Only 4 in 10 Executives and Managers Considered Excellent Leaders, Survey Says

September 14, 2004 ( - According to a recently released survey by Right Management Consultants, only 4 in 10 executives and managers are considered excellent leaders.

According to the survey of human resource managers from 133 organizations, one-third of executives and managers are “severely lacking in their ability to manage people.”

“Companies need to provide the necessary leadership development coaching to the bottom third of managers and executives to turn around their performance,” said Chris Gay, Senior Vice President and Employee Engagement Practice Leader of Right Management Consultants, in a press release. “But they also need to pay very close attention to the 30% of managers and executives who are in the middle, and work with them toward advancing into excellent leaders, rather than becoming sub-par managers.”

Not surprisingly, communication skills are valued above all others, according to the survey. The ability to communicate a common vision and strategy to employees is the area most in need of improvement. Other areas of improvement are subordinate development, communication skills, and employee motivation.

“It’s notable that communication skills are both the most-desired management trait, and one of the top three areas that need to be improved,” added Gay. “Good executive communication involves more than one’s presentation skills. Just as important are a leader’s ability to listen, recognize, and engage in dialogue with people at all levels of the organization. Knowing how to communicate in a way that encourages commitment and an understanding of how to be successful is vital to being a good manager. This involves understanding how to personally model the business strategy and culture, and tell powerful stories that help translate that strategy into action for each person.”

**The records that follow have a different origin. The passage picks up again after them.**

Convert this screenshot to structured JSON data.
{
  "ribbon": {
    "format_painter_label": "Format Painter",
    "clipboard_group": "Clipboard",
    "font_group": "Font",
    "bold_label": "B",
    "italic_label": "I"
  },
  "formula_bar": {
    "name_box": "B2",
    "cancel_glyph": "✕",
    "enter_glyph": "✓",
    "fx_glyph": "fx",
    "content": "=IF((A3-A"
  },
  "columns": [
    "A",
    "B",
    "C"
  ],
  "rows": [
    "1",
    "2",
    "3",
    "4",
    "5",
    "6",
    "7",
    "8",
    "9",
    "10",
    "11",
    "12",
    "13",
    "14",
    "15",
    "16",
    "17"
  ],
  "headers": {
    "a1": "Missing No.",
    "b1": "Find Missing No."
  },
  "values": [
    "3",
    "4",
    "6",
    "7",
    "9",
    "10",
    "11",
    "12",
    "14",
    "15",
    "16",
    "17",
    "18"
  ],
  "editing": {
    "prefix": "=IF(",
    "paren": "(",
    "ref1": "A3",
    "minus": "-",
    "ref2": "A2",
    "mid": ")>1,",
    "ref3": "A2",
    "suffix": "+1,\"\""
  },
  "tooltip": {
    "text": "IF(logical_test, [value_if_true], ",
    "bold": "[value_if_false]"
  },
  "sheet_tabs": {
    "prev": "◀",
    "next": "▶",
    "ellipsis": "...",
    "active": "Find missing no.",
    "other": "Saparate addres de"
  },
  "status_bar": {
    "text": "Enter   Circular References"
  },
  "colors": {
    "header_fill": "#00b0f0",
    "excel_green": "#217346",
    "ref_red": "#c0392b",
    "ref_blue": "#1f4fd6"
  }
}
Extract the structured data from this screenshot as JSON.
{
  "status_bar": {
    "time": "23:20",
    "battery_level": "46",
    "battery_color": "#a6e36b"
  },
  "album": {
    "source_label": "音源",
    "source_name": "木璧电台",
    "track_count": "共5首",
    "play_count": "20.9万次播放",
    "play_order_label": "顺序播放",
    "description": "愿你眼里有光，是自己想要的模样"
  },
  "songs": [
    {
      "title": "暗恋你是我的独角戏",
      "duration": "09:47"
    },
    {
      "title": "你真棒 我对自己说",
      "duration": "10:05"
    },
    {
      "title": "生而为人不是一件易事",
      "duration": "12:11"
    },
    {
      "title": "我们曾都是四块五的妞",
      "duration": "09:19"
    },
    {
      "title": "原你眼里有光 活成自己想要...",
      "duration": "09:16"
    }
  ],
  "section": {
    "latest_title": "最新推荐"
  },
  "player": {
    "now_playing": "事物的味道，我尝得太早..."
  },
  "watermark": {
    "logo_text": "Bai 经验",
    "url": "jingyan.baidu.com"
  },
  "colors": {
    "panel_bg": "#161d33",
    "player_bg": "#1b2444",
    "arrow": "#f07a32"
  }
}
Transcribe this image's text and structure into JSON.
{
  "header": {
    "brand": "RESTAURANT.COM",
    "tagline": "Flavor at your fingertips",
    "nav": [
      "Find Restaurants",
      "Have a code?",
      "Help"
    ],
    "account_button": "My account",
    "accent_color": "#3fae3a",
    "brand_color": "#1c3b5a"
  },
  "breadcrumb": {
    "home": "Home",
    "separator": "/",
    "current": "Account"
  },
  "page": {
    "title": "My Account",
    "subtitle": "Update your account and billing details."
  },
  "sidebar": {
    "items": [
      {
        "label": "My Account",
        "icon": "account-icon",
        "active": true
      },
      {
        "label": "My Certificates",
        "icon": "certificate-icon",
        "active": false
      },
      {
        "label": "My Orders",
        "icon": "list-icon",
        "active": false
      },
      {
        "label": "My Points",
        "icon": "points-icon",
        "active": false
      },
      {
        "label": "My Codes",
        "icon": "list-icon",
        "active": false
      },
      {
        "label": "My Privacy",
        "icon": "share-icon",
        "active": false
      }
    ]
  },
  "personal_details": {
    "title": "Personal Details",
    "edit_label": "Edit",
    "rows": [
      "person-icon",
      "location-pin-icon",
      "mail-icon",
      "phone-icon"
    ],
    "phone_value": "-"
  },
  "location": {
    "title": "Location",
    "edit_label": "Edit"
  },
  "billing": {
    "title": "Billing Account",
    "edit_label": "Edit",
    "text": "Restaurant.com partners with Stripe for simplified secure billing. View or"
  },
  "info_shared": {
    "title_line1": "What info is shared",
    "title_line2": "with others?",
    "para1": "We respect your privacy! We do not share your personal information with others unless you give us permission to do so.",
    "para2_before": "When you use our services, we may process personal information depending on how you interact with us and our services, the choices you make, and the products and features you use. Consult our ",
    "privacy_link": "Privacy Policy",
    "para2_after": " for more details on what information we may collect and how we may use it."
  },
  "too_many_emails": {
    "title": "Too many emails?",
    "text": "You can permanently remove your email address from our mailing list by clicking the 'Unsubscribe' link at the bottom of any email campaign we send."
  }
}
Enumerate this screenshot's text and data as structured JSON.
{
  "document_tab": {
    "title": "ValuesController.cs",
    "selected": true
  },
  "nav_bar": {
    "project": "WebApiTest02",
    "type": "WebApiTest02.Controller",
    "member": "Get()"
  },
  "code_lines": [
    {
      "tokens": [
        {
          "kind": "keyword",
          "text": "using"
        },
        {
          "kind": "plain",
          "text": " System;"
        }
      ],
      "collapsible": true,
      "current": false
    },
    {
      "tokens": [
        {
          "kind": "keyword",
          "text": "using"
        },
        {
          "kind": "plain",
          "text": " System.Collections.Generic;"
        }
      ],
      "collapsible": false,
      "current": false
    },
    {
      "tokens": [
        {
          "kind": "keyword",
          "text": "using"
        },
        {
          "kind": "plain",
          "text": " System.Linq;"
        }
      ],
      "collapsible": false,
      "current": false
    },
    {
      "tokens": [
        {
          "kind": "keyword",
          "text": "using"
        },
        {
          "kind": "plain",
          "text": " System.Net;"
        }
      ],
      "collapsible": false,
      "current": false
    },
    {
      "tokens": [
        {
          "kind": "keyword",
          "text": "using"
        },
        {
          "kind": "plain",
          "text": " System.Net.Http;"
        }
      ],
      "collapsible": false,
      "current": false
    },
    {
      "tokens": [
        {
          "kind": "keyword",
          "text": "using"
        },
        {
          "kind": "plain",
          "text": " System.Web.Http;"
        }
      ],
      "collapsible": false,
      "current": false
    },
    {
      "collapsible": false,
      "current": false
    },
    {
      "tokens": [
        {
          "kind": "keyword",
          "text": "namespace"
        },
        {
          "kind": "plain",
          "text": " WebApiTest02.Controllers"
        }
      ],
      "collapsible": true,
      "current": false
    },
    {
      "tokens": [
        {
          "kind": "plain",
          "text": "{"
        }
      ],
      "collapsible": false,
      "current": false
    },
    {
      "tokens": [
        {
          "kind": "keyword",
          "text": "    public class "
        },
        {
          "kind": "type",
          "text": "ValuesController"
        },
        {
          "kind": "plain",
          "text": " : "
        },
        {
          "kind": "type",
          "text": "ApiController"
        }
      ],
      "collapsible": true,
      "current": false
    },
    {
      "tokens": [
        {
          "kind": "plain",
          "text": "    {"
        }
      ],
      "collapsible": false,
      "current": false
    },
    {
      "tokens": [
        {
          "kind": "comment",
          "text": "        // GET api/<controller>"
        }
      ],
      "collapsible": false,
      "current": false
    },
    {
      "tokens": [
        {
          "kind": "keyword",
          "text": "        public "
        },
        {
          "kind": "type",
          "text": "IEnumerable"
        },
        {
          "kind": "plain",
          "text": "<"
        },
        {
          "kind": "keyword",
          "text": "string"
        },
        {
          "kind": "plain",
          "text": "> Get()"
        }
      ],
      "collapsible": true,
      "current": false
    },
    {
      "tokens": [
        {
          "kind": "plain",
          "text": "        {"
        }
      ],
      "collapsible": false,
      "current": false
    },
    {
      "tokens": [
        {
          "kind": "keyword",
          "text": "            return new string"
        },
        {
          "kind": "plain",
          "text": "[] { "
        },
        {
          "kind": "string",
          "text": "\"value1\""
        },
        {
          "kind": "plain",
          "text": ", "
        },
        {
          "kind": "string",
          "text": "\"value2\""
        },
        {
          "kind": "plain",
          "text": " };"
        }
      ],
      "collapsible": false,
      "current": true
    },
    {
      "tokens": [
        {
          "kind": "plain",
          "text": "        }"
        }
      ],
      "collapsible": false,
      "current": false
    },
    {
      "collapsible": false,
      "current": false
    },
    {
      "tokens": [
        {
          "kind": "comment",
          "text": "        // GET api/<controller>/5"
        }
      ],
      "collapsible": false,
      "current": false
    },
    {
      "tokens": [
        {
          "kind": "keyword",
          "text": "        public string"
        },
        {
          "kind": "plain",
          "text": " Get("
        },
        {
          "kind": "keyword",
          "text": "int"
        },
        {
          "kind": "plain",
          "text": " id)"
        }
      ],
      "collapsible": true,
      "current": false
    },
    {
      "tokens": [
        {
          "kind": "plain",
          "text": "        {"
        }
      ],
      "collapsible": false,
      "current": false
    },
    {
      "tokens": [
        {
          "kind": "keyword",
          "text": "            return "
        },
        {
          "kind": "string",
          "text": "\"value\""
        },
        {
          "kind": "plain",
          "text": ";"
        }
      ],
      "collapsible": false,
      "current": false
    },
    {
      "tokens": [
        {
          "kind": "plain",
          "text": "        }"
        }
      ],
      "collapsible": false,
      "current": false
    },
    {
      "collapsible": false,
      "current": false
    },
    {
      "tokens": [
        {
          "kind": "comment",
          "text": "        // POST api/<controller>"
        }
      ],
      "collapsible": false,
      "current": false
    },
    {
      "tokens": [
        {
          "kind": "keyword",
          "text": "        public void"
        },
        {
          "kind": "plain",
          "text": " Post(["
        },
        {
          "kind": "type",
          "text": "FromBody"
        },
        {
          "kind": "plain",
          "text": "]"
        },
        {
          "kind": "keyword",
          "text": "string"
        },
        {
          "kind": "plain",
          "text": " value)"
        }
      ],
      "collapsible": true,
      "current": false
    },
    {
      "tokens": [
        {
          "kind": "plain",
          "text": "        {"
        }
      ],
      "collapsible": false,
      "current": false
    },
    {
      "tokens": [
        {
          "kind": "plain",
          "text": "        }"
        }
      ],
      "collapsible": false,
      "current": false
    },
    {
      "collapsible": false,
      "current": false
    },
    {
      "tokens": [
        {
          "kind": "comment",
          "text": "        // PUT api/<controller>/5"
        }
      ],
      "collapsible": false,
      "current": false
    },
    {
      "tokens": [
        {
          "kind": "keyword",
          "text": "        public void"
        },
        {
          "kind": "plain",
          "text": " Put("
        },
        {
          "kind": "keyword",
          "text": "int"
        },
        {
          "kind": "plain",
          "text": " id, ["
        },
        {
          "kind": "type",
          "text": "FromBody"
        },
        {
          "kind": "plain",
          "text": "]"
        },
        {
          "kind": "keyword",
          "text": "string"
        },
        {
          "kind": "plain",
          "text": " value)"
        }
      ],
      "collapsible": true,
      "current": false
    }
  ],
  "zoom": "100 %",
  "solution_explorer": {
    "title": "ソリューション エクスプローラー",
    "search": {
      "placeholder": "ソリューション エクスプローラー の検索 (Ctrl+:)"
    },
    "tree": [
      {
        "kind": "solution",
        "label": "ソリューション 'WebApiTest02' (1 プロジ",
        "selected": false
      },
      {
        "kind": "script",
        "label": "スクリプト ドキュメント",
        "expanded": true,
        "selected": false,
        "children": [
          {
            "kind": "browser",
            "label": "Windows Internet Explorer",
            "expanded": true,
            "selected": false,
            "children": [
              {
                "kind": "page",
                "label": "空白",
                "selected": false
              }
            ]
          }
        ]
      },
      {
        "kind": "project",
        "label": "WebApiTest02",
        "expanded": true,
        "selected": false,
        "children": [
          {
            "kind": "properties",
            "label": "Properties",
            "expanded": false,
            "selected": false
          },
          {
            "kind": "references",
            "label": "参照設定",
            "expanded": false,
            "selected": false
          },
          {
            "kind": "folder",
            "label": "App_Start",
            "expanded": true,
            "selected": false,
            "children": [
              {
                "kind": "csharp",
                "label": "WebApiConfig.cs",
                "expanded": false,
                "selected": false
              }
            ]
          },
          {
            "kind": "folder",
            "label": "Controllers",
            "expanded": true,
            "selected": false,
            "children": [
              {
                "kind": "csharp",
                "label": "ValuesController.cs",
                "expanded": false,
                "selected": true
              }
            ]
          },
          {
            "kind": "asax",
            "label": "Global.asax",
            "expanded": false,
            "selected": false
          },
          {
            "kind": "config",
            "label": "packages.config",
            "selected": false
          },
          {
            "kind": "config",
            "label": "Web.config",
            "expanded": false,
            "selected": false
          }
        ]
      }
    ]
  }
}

Also in the survey, 42% of people stated that they were ready to do their boss’ job while 72% believed they would be ready in three to five years.